Type of work
If the day to day nature of the work brings the parent into contact with baby-related items or pregnant women (for example working in the babywear department of a shop, in a nursery or in an office where other women are pregnant), be sensitive to the fact that this may cause upset. Some women don’t find it very upsetting, but others do. The best way to find out is to ask. If there is a way to avoid the situation, offer this.
There are likely to be triggers for grief. A colleague might visit during their maternity leave, or there may be pregnancy announcements. You can’t prevent these and nor should you but being aware and sensitive to it will help.
You could, for example, forewarn the parent if there is to be a pregnancy announcement or a baby visit, so they can emotionally prepare themselves.

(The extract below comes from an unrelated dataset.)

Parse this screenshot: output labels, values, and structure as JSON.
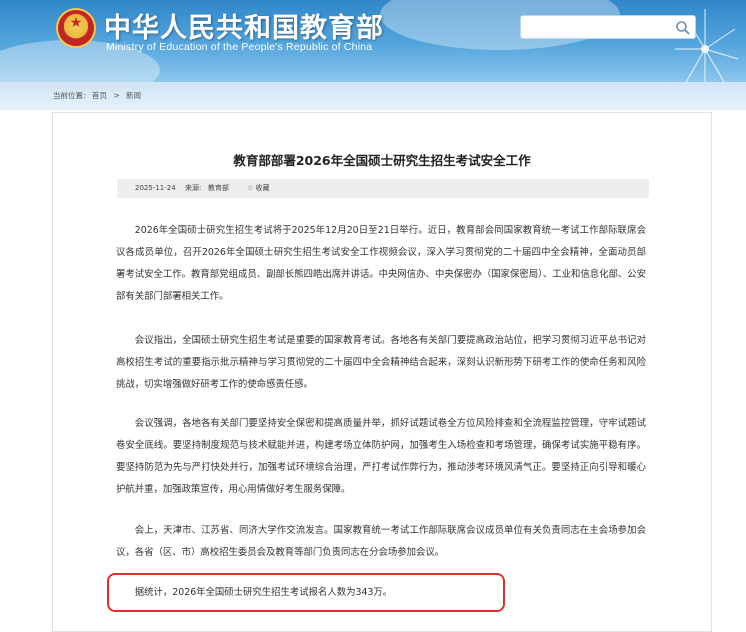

‘We were working in an open plan office, and although the whole of my team was incredibly kind and sensitive, the stillbirth just wasn’t on the radar of other teams on the floor. The most upsetting thing was the safe arrival of a bouncing baby boy in another team. When they received the news they read it out and gave a little cheer (entirely natural), and she heard. I can still remember the howl of grief that she let out. ’ Amy, manager to a mother of a stillborn baby ‘
'The hard thing to explain to people is that you don't know what a trigger for your grief will be, until it happens. I had no idea that going for a hot chocolate on my morning break would make me break down in tears, because I used to go for that break every day when I was pregnant and so seeing the barista at the coffee shop was terrifying - how do you explain to a stranger you saw every day that you lost your baby? Yet when a colleague spoke about their one-year-old daughter, I wasn't upset at all.’ Diane, who lost her daughter Chloe at 40 weeks (Read Diane's story here)
Don’t stop being kind
They have been through so much, so don’t be surprised if they struggle to concentrate at work, and that this goes on for a while. This is normal. Take it slowly. Grief can hit you in waves. They might be fine one day, but may find the feelings of loss and sadness overwhelming another day.
If it is possible, let them know that it is OK to take some time out, maybe a walk or some time alone, in these situations.
If you can, record the baby’s birthday somewhere so you are aware of it and sensitive to it in following years.
‘It was the simple things at work that helped. If I was having a bad day, my colleagues would take me somewhere quiet or offer to cover me so I could go home.’ Shelley, who lost her son Joseph at 37 weeks (Read Shelley's story here)
Ways to help, support and understand your partner after a stillbirth
Information and advice on supporting children when their sibling has been stillborn
Seeing your son or daughter coping with their baby’s death is very difficult and painful. This page is support for grandparents coping after with the stillbirth of their grandchild.
Find out the maternity rights and benefits that you’re entitled to if your baby is stillborn.
Going back to work after losing a baby can be a welcome return to routine for some, and a terrifying prospect for others. Take time to work out what’s best for you.
Pregnancy after a loss often brings mixed emotions and can be a very anxious time.
Spending time now with your stillborn baby could help you cope with the grief later.
Information about postnatal care and appointments for mothers following a stillbirth
Information and support for mums on giving birth to a stillborn baby
How to support parents who have suffered a stillbirth, advice for family, friends and colleagues
Information on how to cope with the physical effects of having a stillborn baby
If you lose your baby after 24 weeks, their body must be buried or cremated by law. Whether or not you hold a service before the burial or cremation is your decision.
ℹLast reviewed on September 1st, 2017. Next review date September 1st, 2020.